**What you will do:**
Make an exact copy of the whole listing, but leave its pictures out.

**Input:**
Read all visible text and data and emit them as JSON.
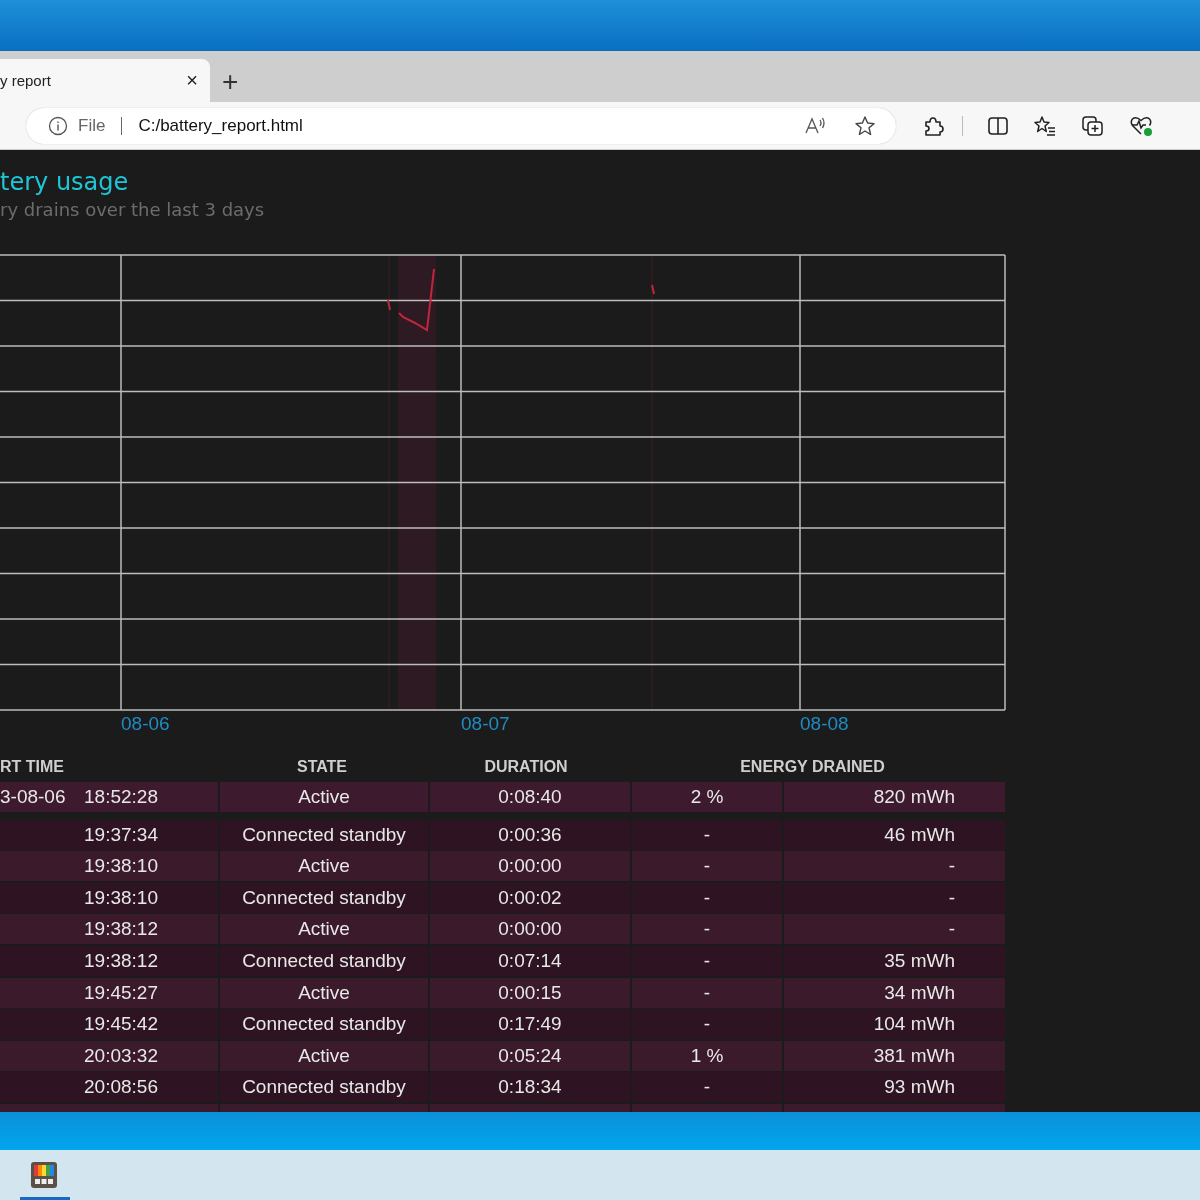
{
  "browser": {
    "tab": {
      "title": "y report",
      "close": "×",
      "selected": true
    },
    "new_tab": "+",
    "address": {
      "scheme": "File",
      "url": "C:/battery_report.html"
    }
  },
  "page": {
    "title": "tery usage",
    "subtitle": "ry drains over the last 3 days",
    "chart": {
      "x_labels": [
        "08-06",
        "08-07",
        "08-08"
      ]
    },
    "table": {
      "columns": [
        "RT TIME",
        "STATE",
        "DURATION",
        "ENERGY DRAINED"
      ],
      "rows": [
        {
          "date": "3-08-06",
          "time": "18:52:28",
          "state": "Active",
          "duration": "0:08:40",
          "percent": "2 %",
          "energy": "820 mWh"
        },
        {
          "time": "19:37:34",
          "state": "Connected standby",
          "duration": "0:00:36",
          "percent": "-",
          "energy": "46 mWh"
        },
        {
          "time": "19:38:10",
          "state": "Active",
          "duration": "0:00:00",
          "percent": "-",
          "energy": "-"
        },
        {
          "time": "19:38:10",
          "state": "Connected standby",
          "duration": "0:00:02",
          "percent": "-",
          "energy": "-"
        },
        {
          "time": "19:38:12",
          "state": "Active",
          "duration": "0:00:00",
          "percent": "-",
          "energy": "-"
        },
        {
          "time": "19:38:12",
          "state": "Connected standby",
          "duration": "0:07:14",
          "percent": "-",
          "energy": "35 mWh"
        },
        {
          "time": "19:45:27",
          "state": "Active",
          "duration": "0:00:15",
          "percent": "-",
          "energy": "34 mWh"
        },
        {
          "time": "19:45:42",
          "state": "Connected standby",
          "duration": "0:17:49",
          "percent": "-",
          "energy": "104 mWh"
        },
        {
          "time": "20:03:32",
          "state": "Active",
          "duration": "0:05:24",
          "percent": "1 %",
          "energy": "381 mWh"
        },
        {
          "time": "20:08:56",
          "state": "Connected standby",
          "duration": "0:18:34",
          "percent": "-",
          "energy": "93 mWh"
        }
      ]
    }
  }
}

**Exercise response:**
Read all visible text and data and emit them as JSON.
{
  "browser": {
    "tab": {
      "title": "y report",
      "close": "×",
      "selected": true
    },
    "new_tab": "+",
    "address": {
      "scheme": "File",
      "url": "C:/battery_report.html"
    }
  },
  "page": {
    "title": "tery usage",
    "subtitle": "ry drains over the last 3 days",
    "chart": {
      "x_labels": [
        "08-06",
        "08-07",
        "08-08"
      ]
    },
    "table": {
      "columns": [
        "RT TIME",
        "STATE",
        "DURATION",
        "ENERGY DRAINED"
      ],
      "rows": [
        {
          "date": "3-08-06",
          "time": "18:52:28",
          "state": "Active",
          "duration": "0:08:40",
          "percent": "2 %",
          "energy": "820 mWh"
        },
        {
          "time": "19:37:34",
          "state": "Connected standby",
          "duration": "0:00:36",
          "percent": "-",
          "energy": "46 mWh"
        },
        {
          "time": "19:38:10",
          "state": "Active",
          "duration": "0:00:00",
          "percent": "-",
          "energy": "-"
        },
        {
          "time": "19:38:10",
          "state": "Connected standby",
          "duration": "0:00:02",
          "percent": "-",
          "energy": "-"
        },
        {
          "time": "19:38:12",
          "state": "Active",
          "duration": "0:00:00",
          "percent": "-",
          "energy": "-"
        },
        {
          "time": "19:38:12",
          "state": "Connected standby",
          "duration": "0:07:14",
          "percent": "-",
          "energy": "35 mWh"
        },
        {
          "time": "19:45:27",
          "state": "Active",
          "duration": "0:00:15",
          "percent": "-",
          "energy": "34 mWh"
        },
        {
          "time": "19:45:42",
          "state": "Connected standby",
          "duration": "0:17:49",
          "percent": "-",
          "energy": "104 mWh"
        },
        {
          "time": "20:03:32",
          "state": "Active",
          "duration": "0:05:24",
          "percent": "1 %",
          "energy": "381 mWh"
        },
        {
          "time": "20:08:56",
          "state": "Connected standby",
          "duration": "0:18:34",
          "percent": "-",
          "energy": "93 mWh"
        }
      ]
    }
  }
}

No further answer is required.